The topics include a variety of subjects related to higher education. On level one they deal with student life and routines, people and their environment, education, technology, architecture, cities, food, drink and culture, brain power and health. On level two they focus on international students, innovations and how things work, authors, conferences and visits, travel and tourism, and pollution. Finally, on level three they discuss health, education, work, history, urban planning, water, engineering, globalization, the Olympic Games and communication technology. Personalizing these topics generates speaking practice. Topical texts are utilized for comprehension questions, gap fill and matching exercises and to introduce language for writing, such as linking words, to improve coherence and cohesion.

Then students apply specific strategies and language to writing tasks calibrated to their respective level:

1. Letters, emails, descriptions, summaries and interpretations of data;

2. Emails, biographies, articles, descriptions, summaries and discursive essays; and

3. Discursive and evaluative essays, articles, summaries and reports interpreting statistics.

Not only does the series emphasize language for writing, it also includes a page at the end of each unit devoted to building vocabulary. Each one focuses on a strategy, such as recording vocabulary, dictionary work, register, collocations, prefixes, suffixes, synonyms or antonyms.

On all levels learners practice study skills, for example, predicting, skimming and scanning; brainstorming, selecting and organizing; writing thesis statements, paragraphs, introductions and conclusions.

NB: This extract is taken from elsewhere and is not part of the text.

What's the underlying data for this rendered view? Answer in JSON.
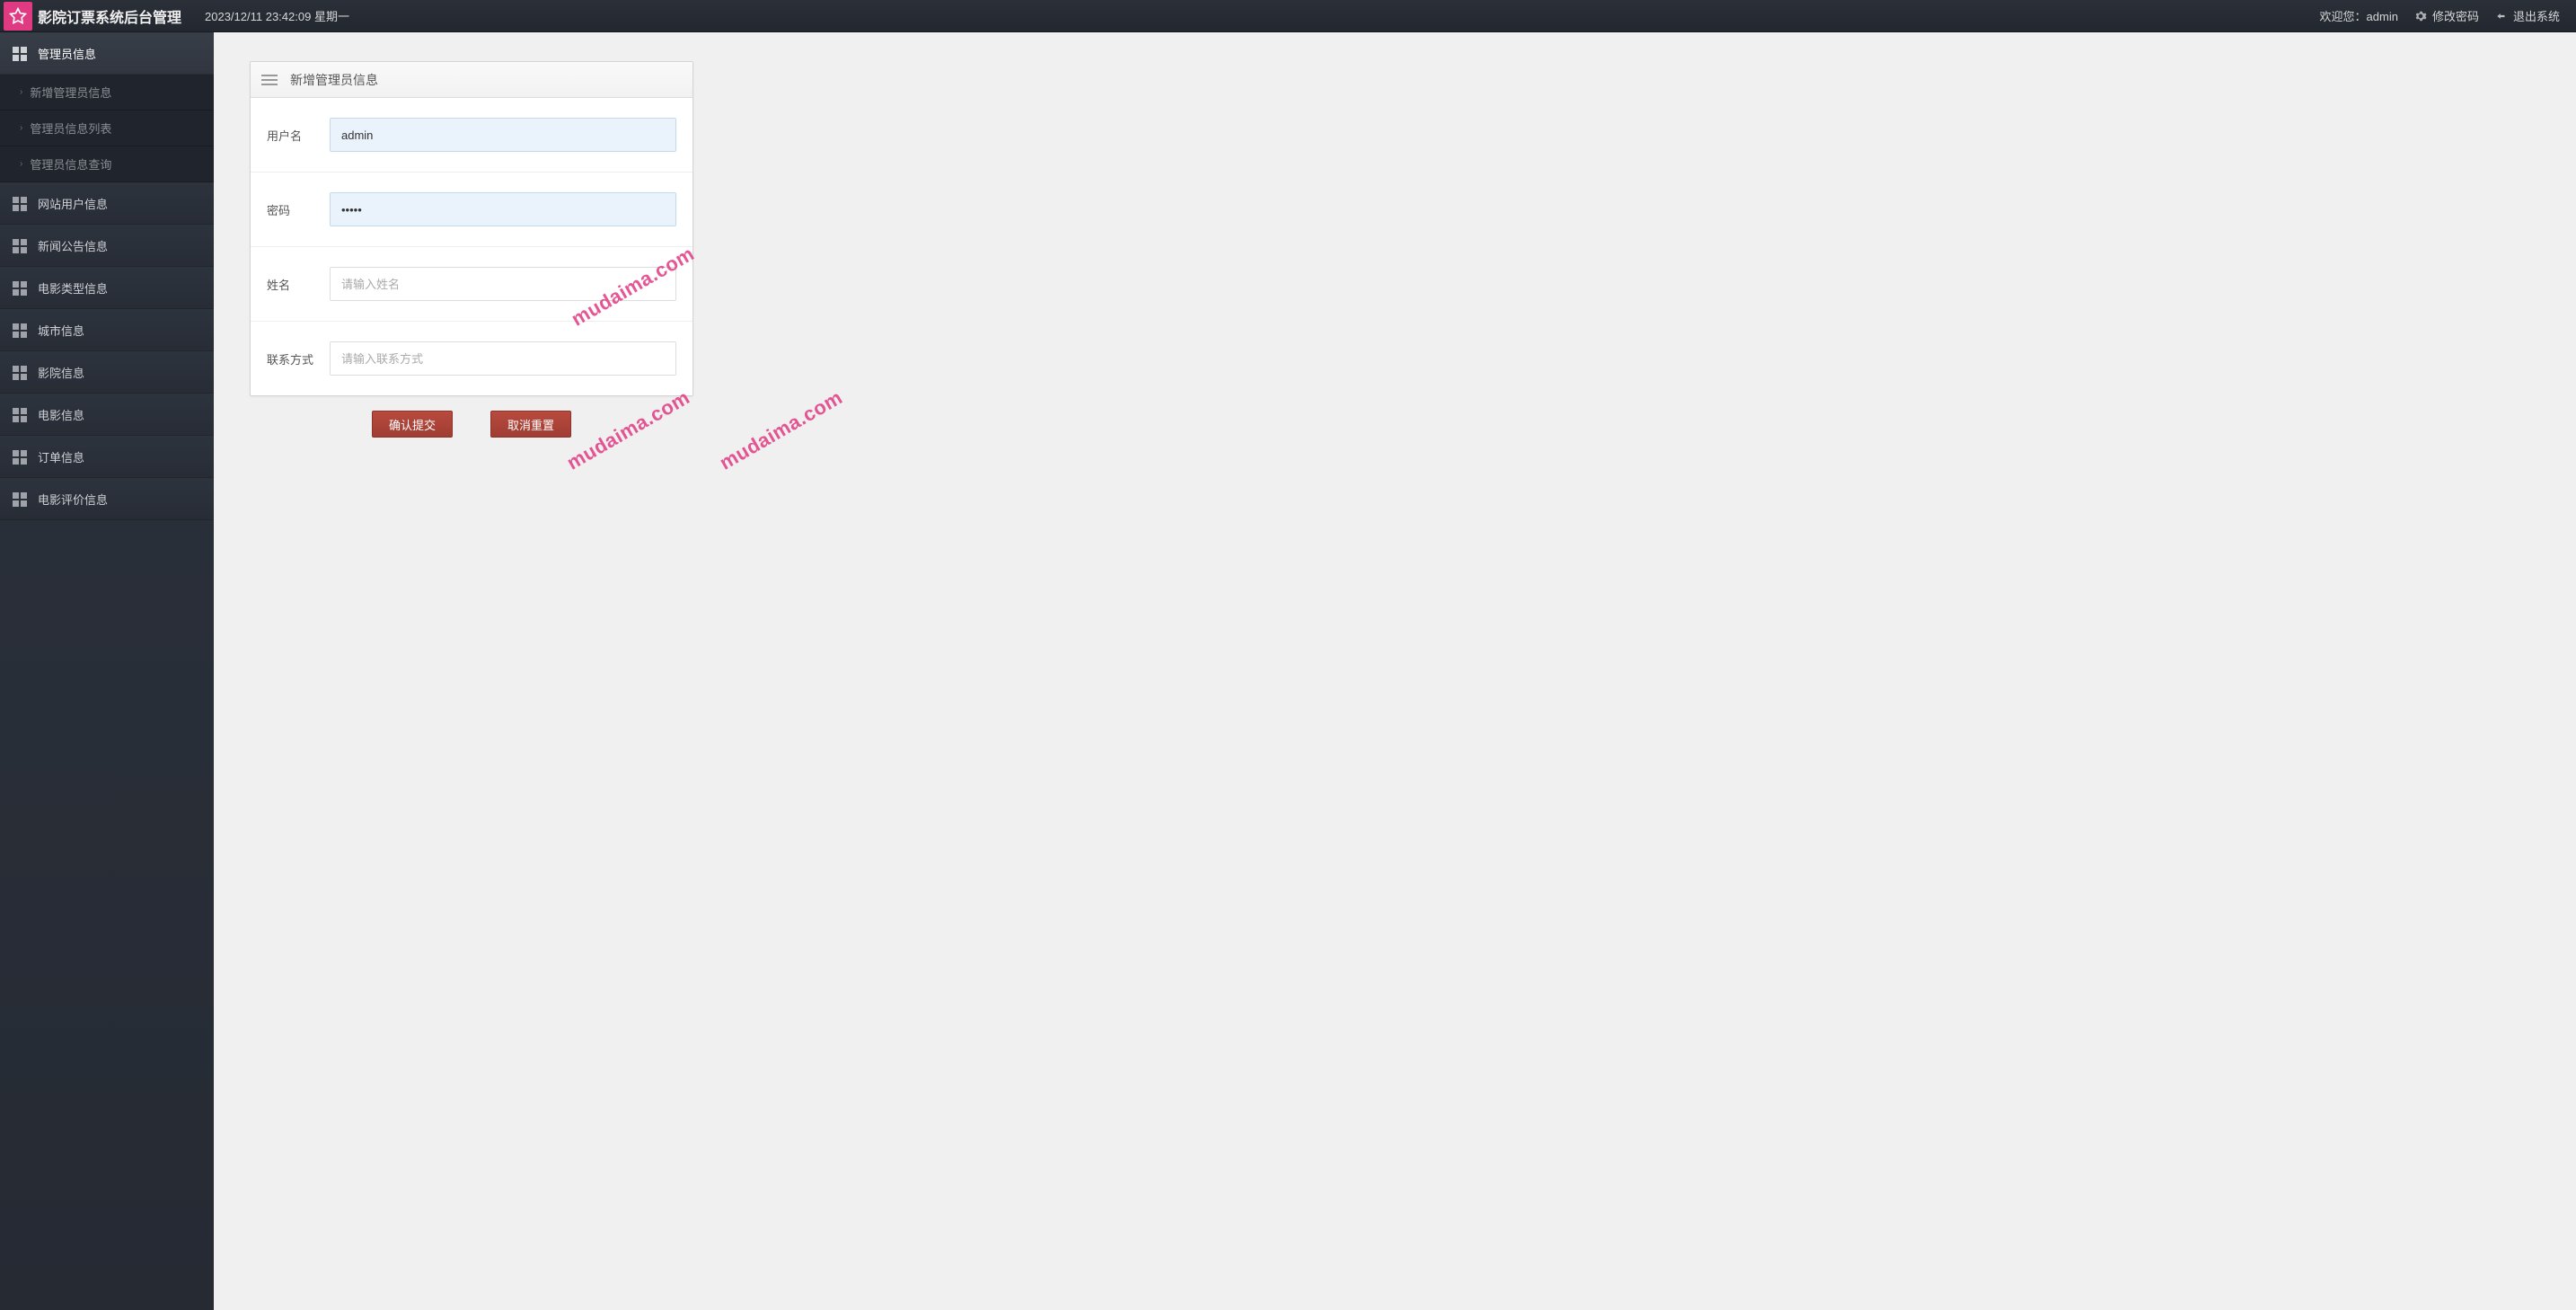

In addition, they exercise researching skills, including searching for information in books and on the internet, note-taking, paraphrasing, summarizing, referencing, punctuating quotations and proofreading. In other words, students practice relevant skills which help them read efficiently, write effectively and avoid plagiarism.

What I like about the series is that it is very systematic. In addition, the topics are interesting, informative and international. Cross-referencing within each book forces students to consolidate material they have dealt with previously. The reading and writing tasks are well prepared and the skills boxes with rules and tips are clear, easy to understand and remember. On the vocabulary pages learners practice strategies essential to work academically or pass an exam, such as TOEFL or IELTS. Correlating the Teacher's Guides page by page to the student's books and including a wide column for procedures, aims, background information and additional suggestions and a narrow one for the key makes them teacher friendly.

However, the series falls short of the tertiary level, where international students must master these transferable skills to be able to succeed. Nonetheless, working through it would help them develop them and advance towards the FCE level. Were the series to be expanded onto the B2-C2 levels, more emphasis should be placed on distinguishing types of writing tasks, avoiding plagiarism and interpreting statistics.

Margret Rohmeder